[Items listed in a dataset]
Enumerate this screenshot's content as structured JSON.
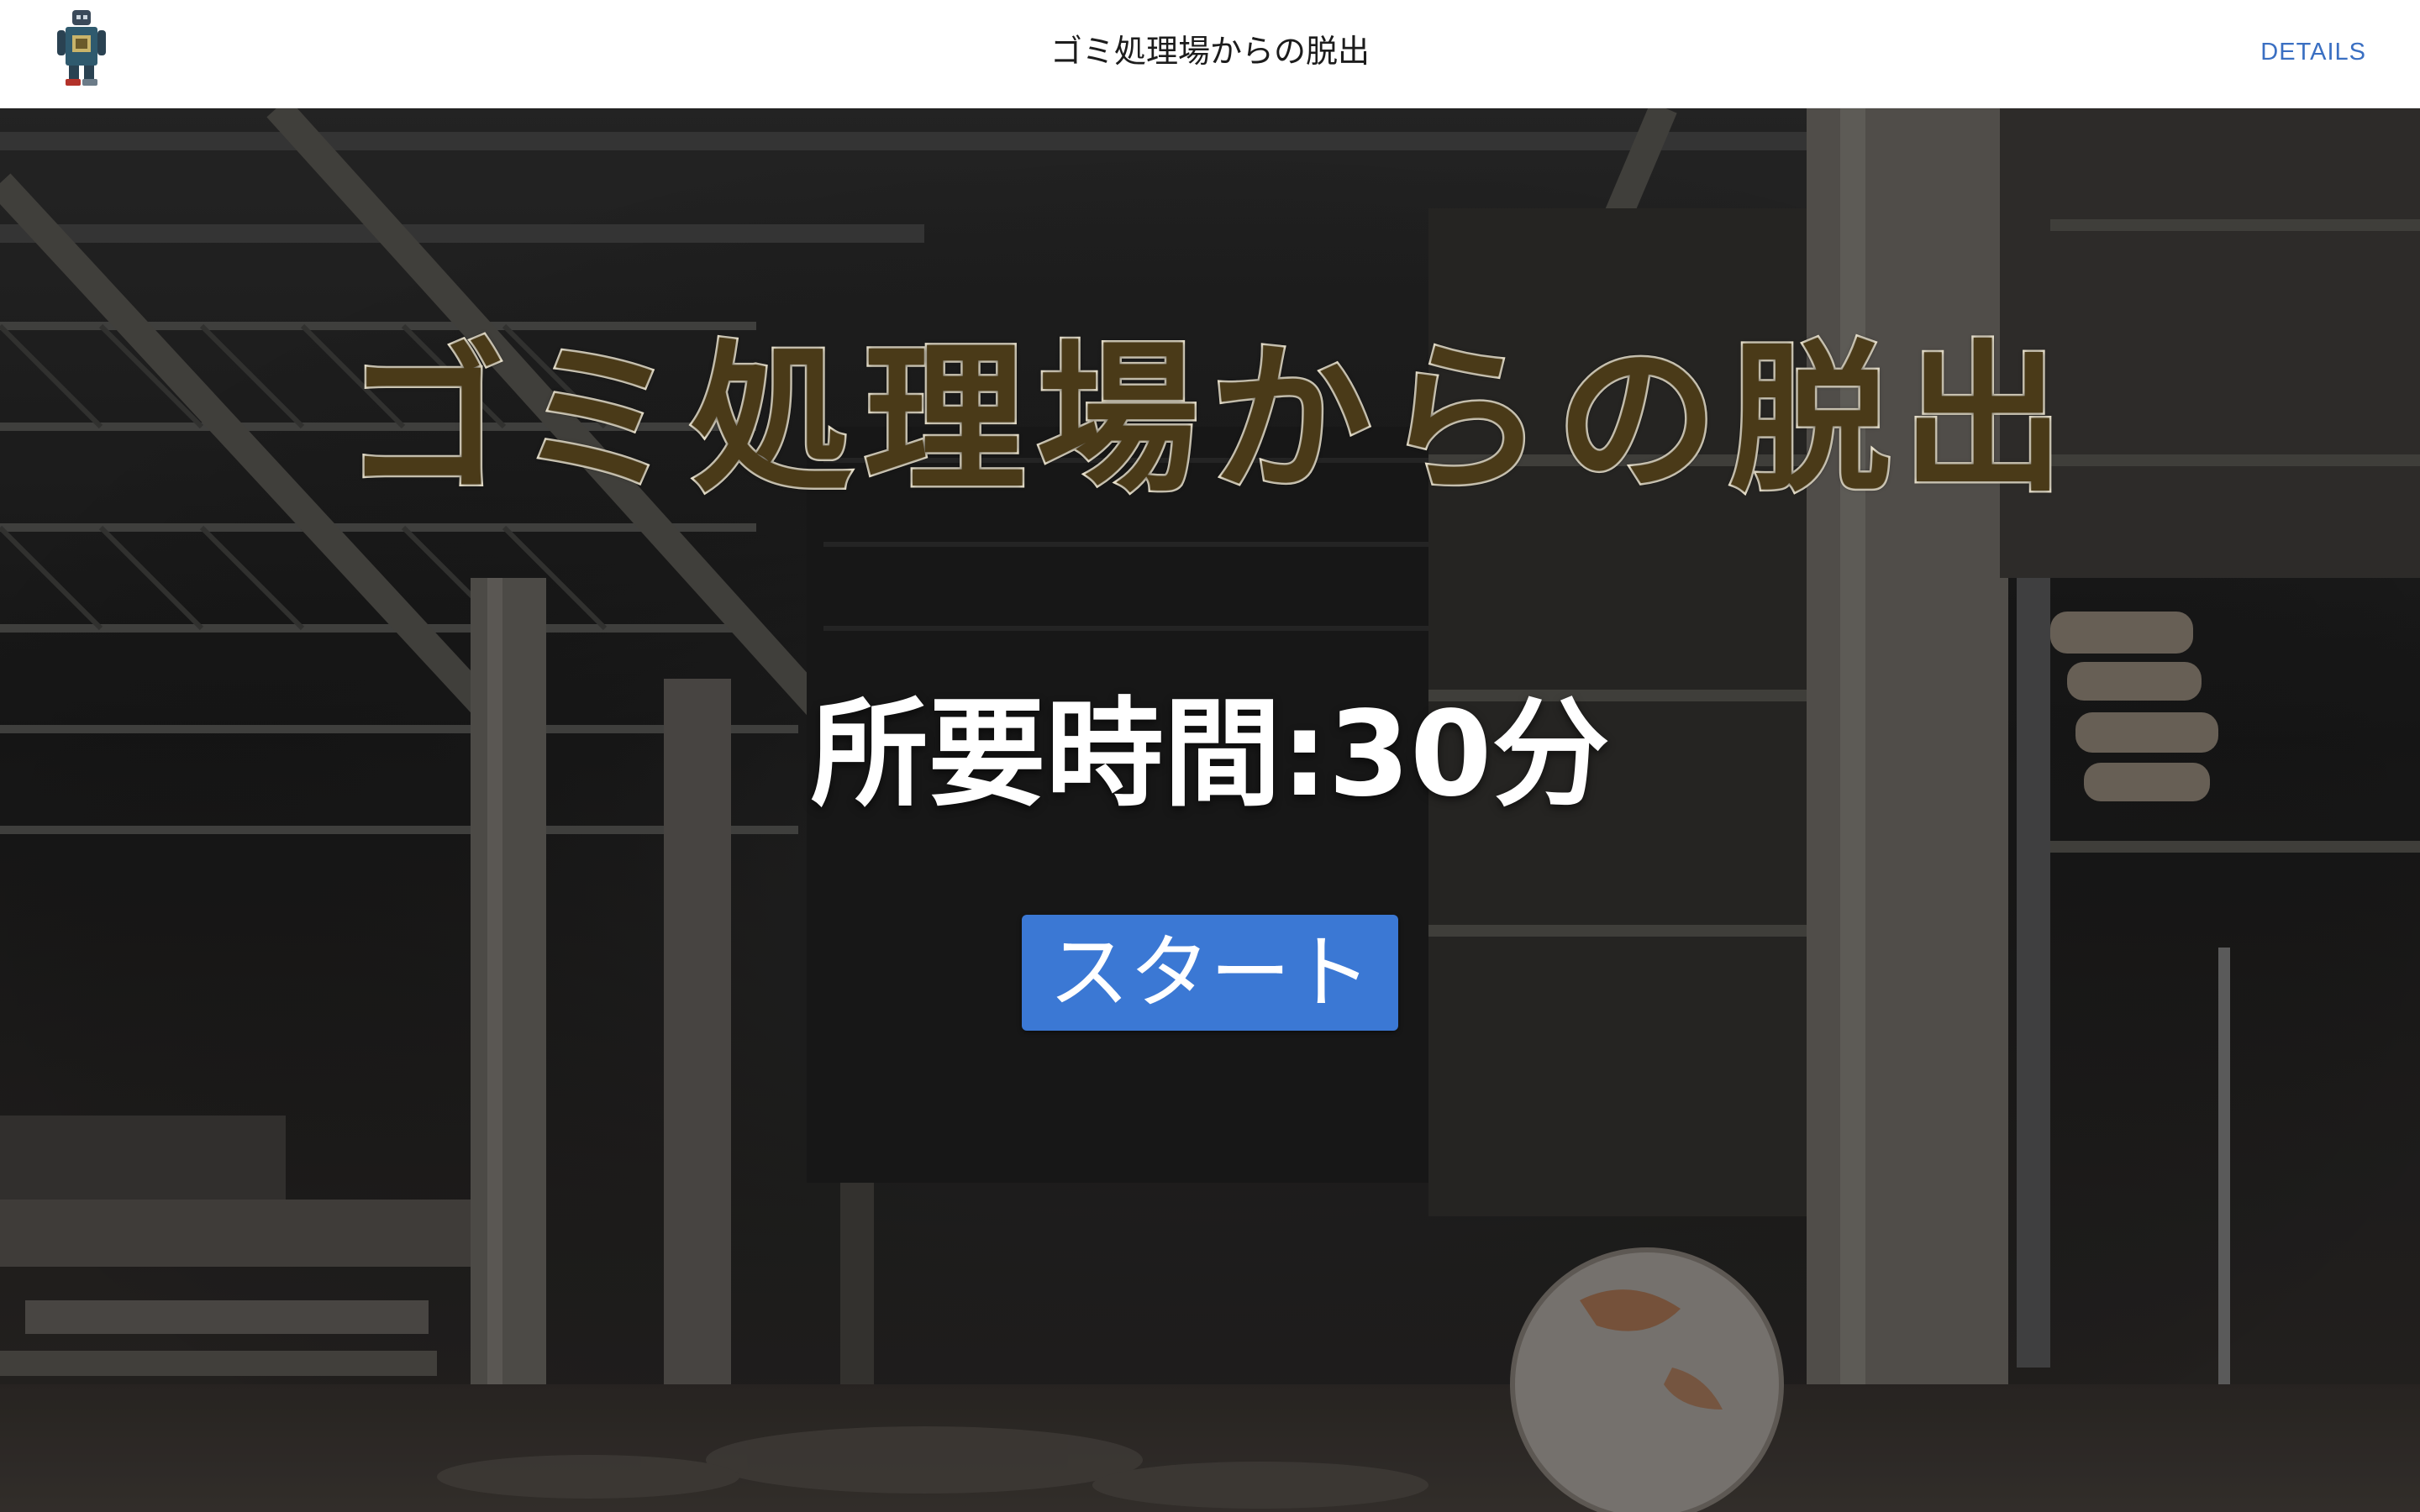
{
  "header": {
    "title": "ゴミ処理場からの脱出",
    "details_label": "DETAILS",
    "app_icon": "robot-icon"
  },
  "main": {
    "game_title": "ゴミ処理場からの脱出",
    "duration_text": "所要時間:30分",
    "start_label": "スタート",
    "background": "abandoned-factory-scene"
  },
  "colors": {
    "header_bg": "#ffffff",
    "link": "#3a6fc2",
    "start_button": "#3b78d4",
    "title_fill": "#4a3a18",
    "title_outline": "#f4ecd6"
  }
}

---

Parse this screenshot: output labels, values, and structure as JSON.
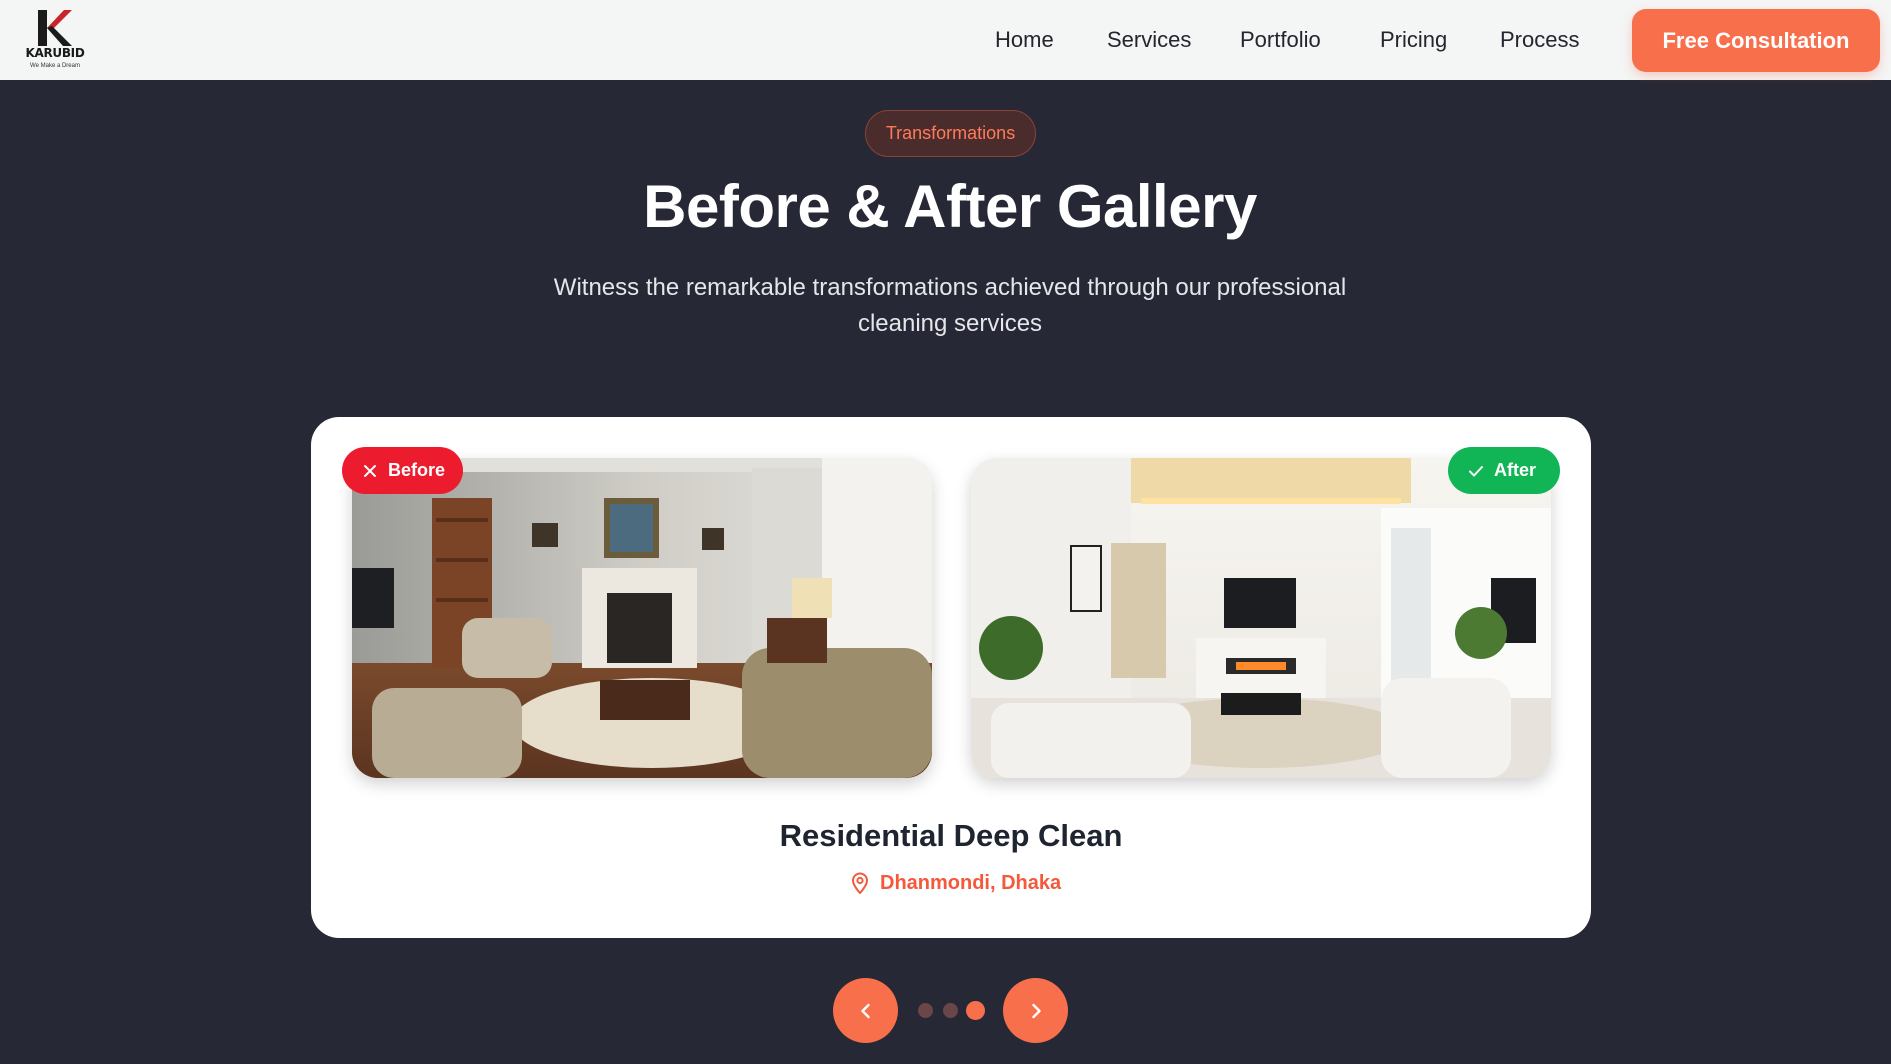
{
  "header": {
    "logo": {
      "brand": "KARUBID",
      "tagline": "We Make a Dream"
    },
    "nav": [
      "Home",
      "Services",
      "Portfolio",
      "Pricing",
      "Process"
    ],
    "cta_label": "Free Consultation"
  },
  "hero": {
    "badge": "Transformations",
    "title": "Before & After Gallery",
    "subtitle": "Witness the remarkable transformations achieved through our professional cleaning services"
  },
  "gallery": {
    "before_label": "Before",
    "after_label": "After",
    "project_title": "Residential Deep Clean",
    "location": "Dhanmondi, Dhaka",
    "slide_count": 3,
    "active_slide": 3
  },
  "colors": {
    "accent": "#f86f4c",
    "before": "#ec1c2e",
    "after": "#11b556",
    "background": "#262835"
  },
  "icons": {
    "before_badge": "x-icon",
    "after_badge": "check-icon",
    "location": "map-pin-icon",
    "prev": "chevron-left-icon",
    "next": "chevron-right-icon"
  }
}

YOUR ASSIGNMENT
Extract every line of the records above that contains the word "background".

OUTPUT OF THE EXERCISE
    "background": "abandoned-factory-scene"
    "background": "#262835"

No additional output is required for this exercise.